ICAO is the International Civil Aviation Organization, a specialized agency of the United Nations. For one, it fosters the planning and development of international air transport to ensure safe and orderly growth.
ICAO has clear policies on taxation and Member States are urged to apply ICAO policies on taxation in regulatory practices. ICAO Assembly Resolutions have repeatedly urged Member States to follow the ICAO policies on taxation and not to impose taxes on the sale or use of international air transport.
Despite these policies, the past decade has seen an unprecedented proliferation of taxes levied on air passenger tickets in the region. This trend is causing serious concerns and has a negative impact on the sustainable development of air transport, which, ultimately, negatively impacts the tourism industry and the overall national economic development.
At a CARIBAVIA conference, Vincent Vanderpool-Wallace, former Minister of Aviation and Tourism of the Bahamas and former executive of the Caribbean Tourism Organization, highlighted what he called the “madness” of some leaders who “shoot themselves in the head” by trying to implement airport fees that actually become counterproductive to the economy as a whole.
He used the example of the Bahamas that at one point was so affordable to travel to, Casinos would fly in patrons for as little as $99 knowing they would spend more. However, with the introduction of many airport fees and related taxes, the $99 ticket now costs more like $249, making it much less affordable to implement such incentives. He added that taxes inflate the prices and tourists will think twice before traveling to the destination. He cautioned governments against introducing fees that would figuratively be equivalent to “shooting themselves in the head.”
In a recent comment, he asserted that there is strong evidence that we have managed to convert some "hotel visitors" to cruise passengers by raising taxes on air tickets substantially and leaving taxes on cruises the same. It is now less expensive to take a short cruise than the cost of a round trip airline ticket for that short trip. In essence it means that passengers would leave more money on the cruise ships benefitting the cruise operators, rather than spending it on shore at destinations.
Caribbean governments are well advised that before making a decision, an independent evaluation should be made on the impact of passenger or airport taxation. A ‘neat’ idea to get some extra money in the coffers, may turn out to be a monkeynomics. What plays a crucial role and contributes significantly to an economy must not hindered by ineffective government taxation.

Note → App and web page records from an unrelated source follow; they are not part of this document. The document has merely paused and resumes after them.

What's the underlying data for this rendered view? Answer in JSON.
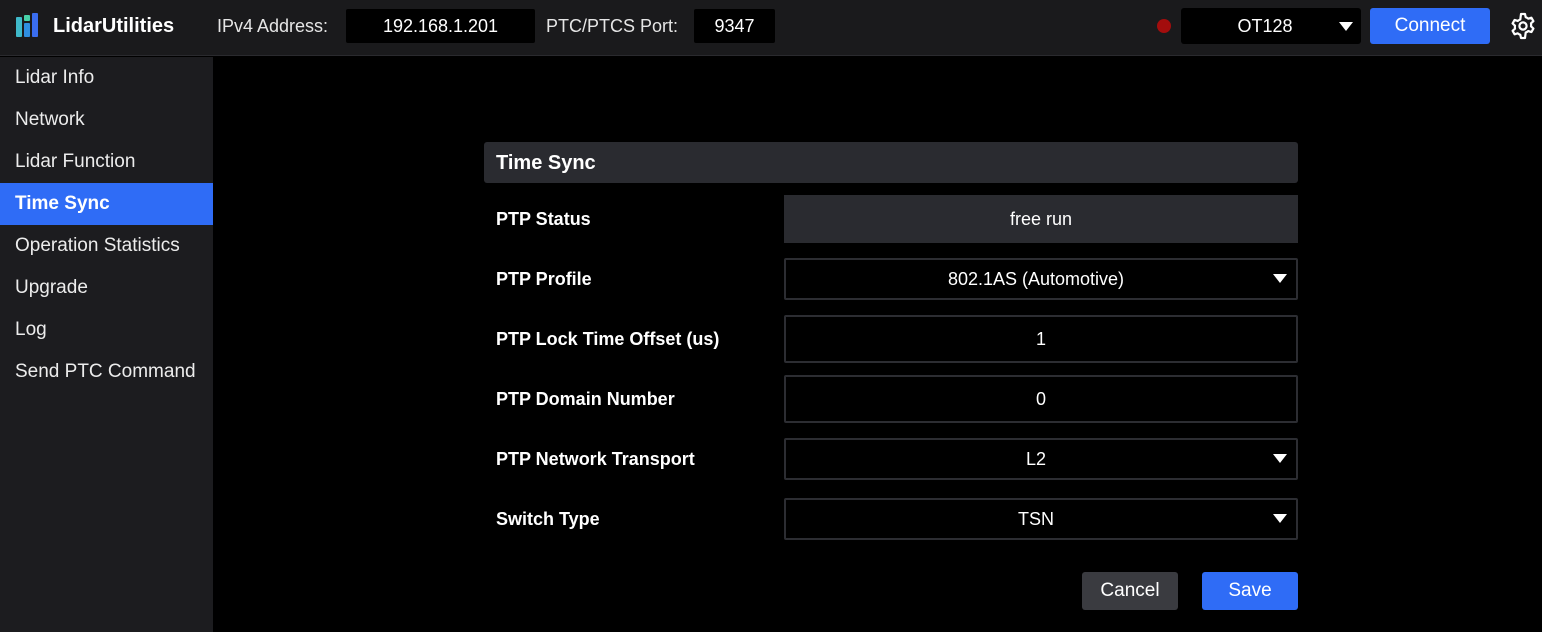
{
  "app": {
    "title": "LidarUtilities"
  },
  "topbar": {
    "ipv4_label": "IPv4 Address:",
    "ipv4_value": "192.168.1.201",
    "port_label": "PTC/PTCS Port:",
    "port_value": "9347",
    "connection_status": "disconnected",
    "status_color": "#a30d0d",
    "model_value": "OT128",
    "connect_label": "Connect",
    "settings_icon": "gear-icon"
  },
  "sidebar": {
    "items": [
      {
        "label": "Lidar Info"
      },
      {
        "label": "Network"
      },
      {
        "label": "Lidar Function"
      },
      {
        "label": "Time Sync",
        "active": true
      },
      {
        "label": "Operation Statistics"
      },
      {
        "label": "Upgrade"
      },
      {
        "label": "Log"
      },
      {
        "label": "Send PTC Command"
      }
    ]
  },
  "time_sync": {
    "title": "Time Sync",
    "ptp_status": {
      "label": "PTP Status",
      "value": "free run"
    },
    "ptp_profile": {
      "label": "PTP Profile",
      "value": "802.1AS (Automotive)"
    },
    "ptp_lock_offset": {
      "label": "PTP Lock Time Offset (us)",
      "value": "1"
    },
    "ptp_domain": {
      "label": "PTP Domain Number",
      "value": "0"
    },
    "ptp_transport": {
      "label": "PTP Network Transport",
      "value": "L2"
    },
    "switch_type": {
      "label": "Switch Type",
      "value": "TSN"
    },
    "cancel_label": "Cancel",
    "save_label": "Save"
  },
  "colors": {
    "accent": "#2f6cf6",
    "background": "#000000",
    "sidebar": "#1c1c1f",
    "topbar": "#1a1a1c"
  }
}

Cdr. Bud Slabbaert is the Chairman and Coordinator of CARIBAVIA, the Caribbean Aviation Meetup, an annual result and solution oriented conference for stakeholders of ‘airlift’ in the Caribbean. Mr. Slabbaert’s background is accentuated by aviation business development, strategic communication, and journalism. In accordance with his study of Economy in his younger years in Germany, he is authorized to carry the title of ‘State Certified Economist’